The longer I live the less inclined I am to define myself, either as a human being or as a photographer. I’m even growing increasingly impatient with the term ‘photographer’. Human being will do.
I’ve done many things and called myself many things over the years — nature photographer, wilderness photographer, artist, printer, writer, laborer… the list is endless — but none really define me. They’re just things I’ve done.
Definitions can be limiting. It’s easy to pigeonhole ourselves into a certain niche, but once there it can be difficult to pry ourselves loose from it. More often than not we’re defined by the kind of work we do. Upon meeting someone, invariably one of the first questions asked is “so what do you do?” We answer with what we do for a living, and bingo — we’re categorized. We’re neatly catalogued and pigeonholed. That’s that, and all too often we accept that as being what we are.

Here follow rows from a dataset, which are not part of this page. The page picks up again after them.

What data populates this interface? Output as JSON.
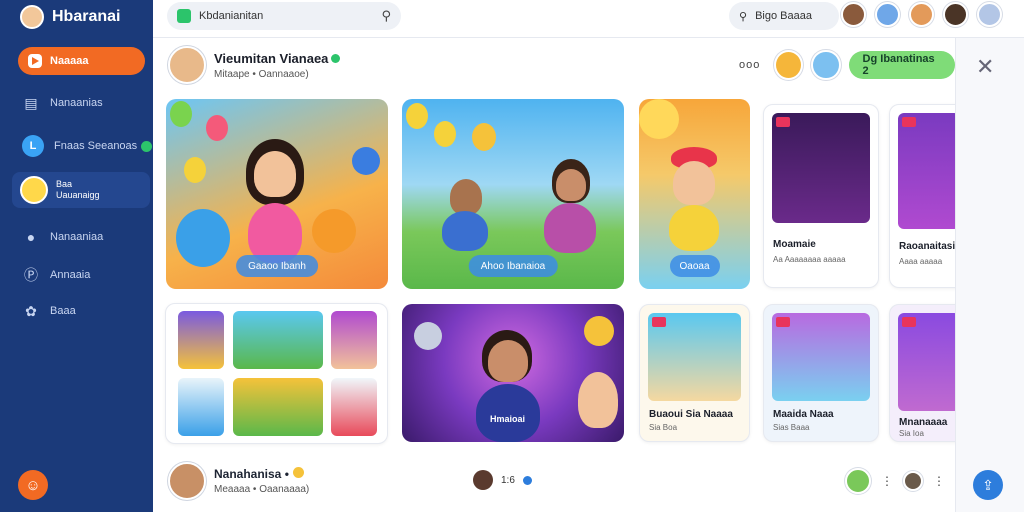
{
  "app": {
    "name": "Hbaranai"
  },
  "sidebar": {
    "primary_label": "Naaaaa",
    "items": [
      {
        "label": "Nanaanias",
        "icon": "grid-icon"
      },
      {
        "label": "Fnaas Seeanoas",
        "icon": "l-badge-icon"
      },
      {
        "label": "Nanaaniaa",
        "icon": "person-icon"
      },
      {
        "label": "Annaaia",
        "icon": "p-icon"
      },
      {
        "label": "Baaa",
        "icon": "gamepad-icon"
      }
    ],
    "active": {
      "line1": "Baa",
      "line2": "Uauanaigg"
    }
  },
  "topbar": {
    "search_value": "Kbdanianitan",
    "right_search_value": "Bigo Baaaa"
  },
  "post": {
    "author": "Vieumitan Vianaea",
    "sub": "Mitaape  •  Oannaaoe)",
    "dots": "ooo",
    "follow_label": "Dg Ibanatinas 2"
  },
  "cards": {
    "card1_pill": "Gaaoo Ibanh",
    "card2_pill": "Ahoo Ibanaioa",
    "card3_pill": "Oaoaa"
  },
  "tiles": {
    "t1_title": "Moamaie",
    "t1_sub": "Aa Aaaaaaaa aaaaa",
    "t2_title": "Raoanaitasi",
    "t2_sub": "Aaaa aaaaa",
    "t3_title": "Buaoui Sia Naaaa",
    "t3_sub": "Sia Boa",
    "t4_title": "Maaida Naaa",
    "t4_sub": "Sias Baaa",
    "t5_title": "Mnanaaaa",
    "t5_sub": "Sia Ioa",
    "card_center_text": "Hmaioai"
  },
  "post2": {
    "author": "Nanahanisa •",
    "sub": "Meaaaa  •  Oaanaaaa)",
    "mid_count": "1:6",
    "dots": "⋮"
  },
  "colors": {
    "sidebar": "#1b3a7a",
    "accent_orange": "#f26a23",
    "follow_green": "#7fdc78",
    "link_blue": "#2d7ddc"
  }
}
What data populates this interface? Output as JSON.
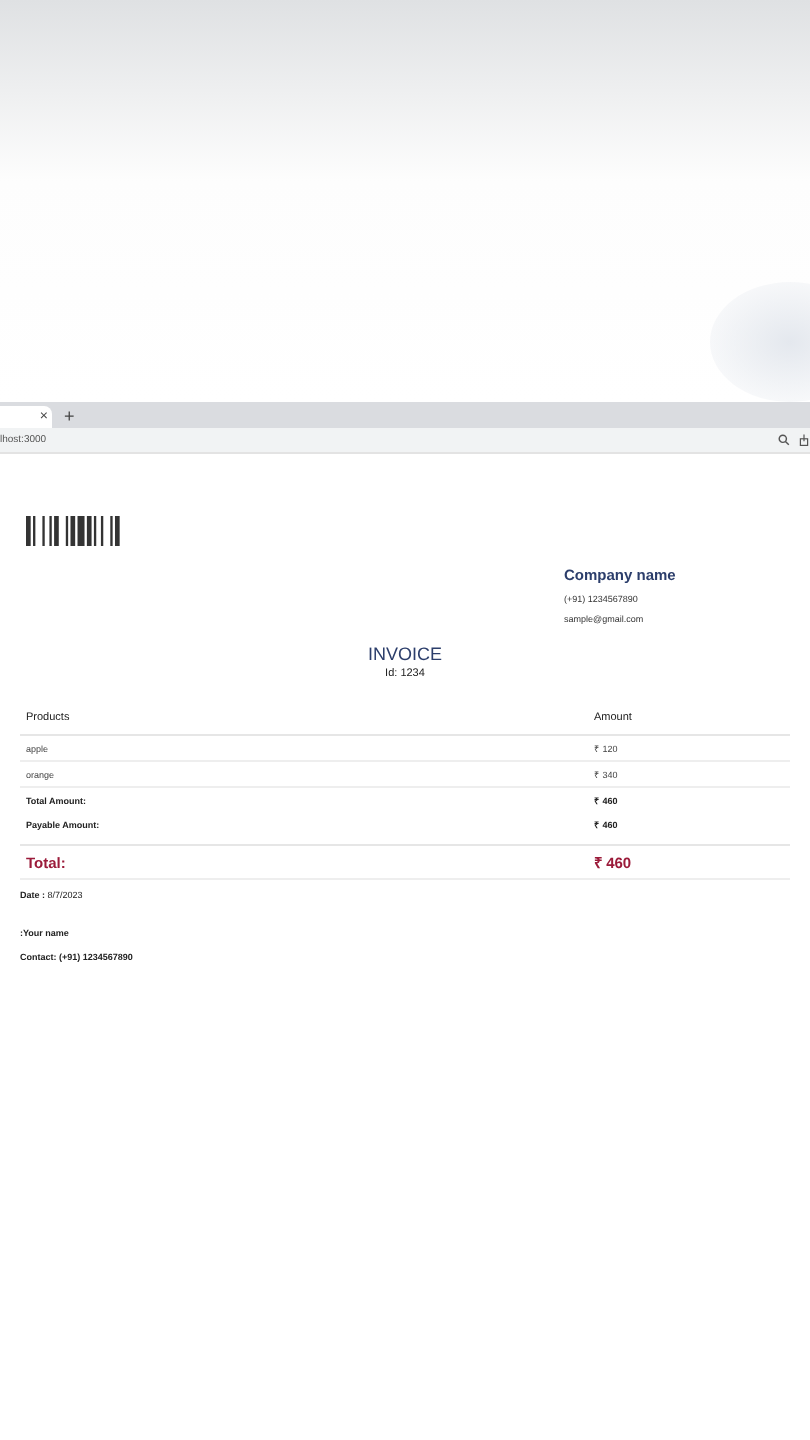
{
  "browser": {
    "tab_close": "×",
    "new_tab": "+",
    "address": "lhost:3000"
  },
  "invoice": {
    "company": {
      "name": "Company name",
      "phone": "(+91) 1234567890",
      "email": "sample@gmail.com"
    },
    "title": "INVOICE",
    "id": "Id: 1234",
    "table": {
      "columns": [
        "Products",
        "Amount"
      ],
      "rows": [
        {
          "kind": "item",
          "product": "apple",
          "amount": "₹ 120"
        },
        {
          "kind": "item",
          "product": "orange",
          "amount": "₹ 340"
        },
        {
          "kind": "summary",
          "product": "Total Amount:",
          "amount": "₹ 460"
        },
        {
          "kind": "summary",
          "product": "Payable Amount:",
          "amount": "₹ 460"
        },
        {
          "kind": "total",
          "product": "Total:",
          "amount": "₹ 460"
        }
      ]
    },
    "date": "**Date :** 8/7/2023",
    "signature": ":Your name",
    "contact": "Contact: (+91) 1234567890"
  }
}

When asked anymore I usually reply that I’m a seer. That’s usually good for a puzzled look, but it kills the question in it’s tracks. I see things. Not in a psychic or clairvoyant sense, but simply as a person who sees. I see the everyday and mundane. I see the interesting and exciting. I see the things many of us pass by everyday without even noticing. I see the beauty in the wilds and I see the artistry in peeling paint and rusting iron. And when moved to do so, I trip the shutter on my camera and pass along what I see. I’m a seer, that’s all, and that’s good enough for me.
Any thoughts on defining yourselves? Have at it…